You may know that fiber optic cables gather up light and deliver it from one end to the other without letting it shine out the sides. But did you know that you can do much the same thing with water (and better with other liquids)?

In fiber optic cables, light curves with the cables, is shot into one end, survives its twists and turns, and comes out the other. For some time, fiber optics was held up as the technology of the future, but you can also recreate these cables using a stream of water. Grab a bottle of water and drill a hole in it. Turn the lights out, get a flashlight (or a laser pointer), and aim its light directly across the bottle at the hole.

You'll see some light shining down the stream of water.
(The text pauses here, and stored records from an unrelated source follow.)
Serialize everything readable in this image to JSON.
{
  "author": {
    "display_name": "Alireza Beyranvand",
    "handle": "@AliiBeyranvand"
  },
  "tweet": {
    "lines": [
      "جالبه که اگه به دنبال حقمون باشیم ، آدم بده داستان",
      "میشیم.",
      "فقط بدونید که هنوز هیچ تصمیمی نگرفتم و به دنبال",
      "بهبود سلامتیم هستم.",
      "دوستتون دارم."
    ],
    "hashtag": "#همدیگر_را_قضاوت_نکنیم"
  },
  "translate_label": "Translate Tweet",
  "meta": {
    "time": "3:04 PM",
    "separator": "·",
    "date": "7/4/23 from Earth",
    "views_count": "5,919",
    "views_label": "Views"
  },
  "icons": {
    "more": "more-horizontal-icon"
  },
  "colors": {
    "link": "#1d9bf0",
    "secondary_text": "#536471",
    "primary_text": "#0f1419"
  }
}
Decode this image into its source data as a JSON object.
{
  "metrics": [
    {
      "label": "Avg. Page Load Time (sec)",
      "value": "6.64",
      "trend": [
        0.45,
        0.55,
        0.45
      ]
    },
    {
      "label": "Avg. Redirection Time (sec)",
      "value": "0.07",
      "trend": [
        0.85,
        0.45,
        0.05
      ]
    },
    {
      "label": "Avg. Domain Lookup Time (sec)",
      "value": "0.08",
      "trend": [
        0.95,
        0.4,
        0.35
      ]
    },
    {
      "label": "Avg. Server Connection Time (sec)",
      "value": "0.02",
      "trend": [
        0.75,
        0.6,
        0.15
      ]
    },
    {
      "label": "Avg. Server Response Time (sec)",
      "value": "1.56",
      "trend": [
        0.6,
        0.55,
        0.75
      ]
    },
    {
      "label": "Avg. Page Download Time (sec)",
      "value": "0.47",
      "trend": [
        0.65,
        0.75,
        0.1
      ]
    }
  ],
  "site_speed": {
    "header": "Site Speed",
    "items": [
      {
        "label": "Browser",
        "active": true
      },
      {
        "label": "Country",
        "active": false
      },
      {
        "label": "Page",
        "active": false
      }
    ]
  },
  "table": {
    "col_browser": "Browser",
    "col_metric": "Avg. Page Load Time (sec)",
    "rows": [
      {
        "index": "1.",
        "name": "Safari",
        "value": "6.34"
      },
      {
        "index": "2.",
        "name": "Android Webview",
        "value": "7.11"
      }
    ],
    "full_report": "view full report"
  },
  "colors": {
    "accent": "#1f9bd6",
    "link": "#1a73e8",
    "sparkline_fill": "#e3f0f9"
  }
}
When you put your hand underneath the stream, the light should form a fairly perfect circle in your palm. This is due to internal reflection. When light travels between two media, it bends. Sometimes, when it goes from water to air, it just makes a turn and keeps going. Other time it gets reflected back into the stream and keeps going. The water isn't reflecting as much light as fiber optic cables do — if it were, we wouldn't be able to see the light in the stream - but enough of it is reflected to entirely "fill" the stream of water that hits your hand below.

Neat as this is, there is a way to make the "cable" more efficient. Instead of water, use propylene glycol. This is the main ingredient in food coloring, hand sanitizers, and saline solutions. It has a greater index of refraction, compared to air, than water does. It's hard to stop light if it hits a surface head on. The greater the angle that the light hits the surface at, the more likely it is to be reflected. Media with a big difference between their respective indices of refraction will reflect the light at smaller angles than those with small differences. With its large jump, propylene glycol streams won't glow like water ones. Only a tiny thread of light can be seen in the propylene glycol streams, and the light at the "other end" of the stream is much brighter.

In fact, propylene glycol is a better reflector than fiber optic cables themselves, but it's a liquid, and so not well-suited to the electronics industry. Still, if you have to communicate in Morse code down a waterfall, this is the way to do it.

Via The Naked Scientists and The Engineer Guy.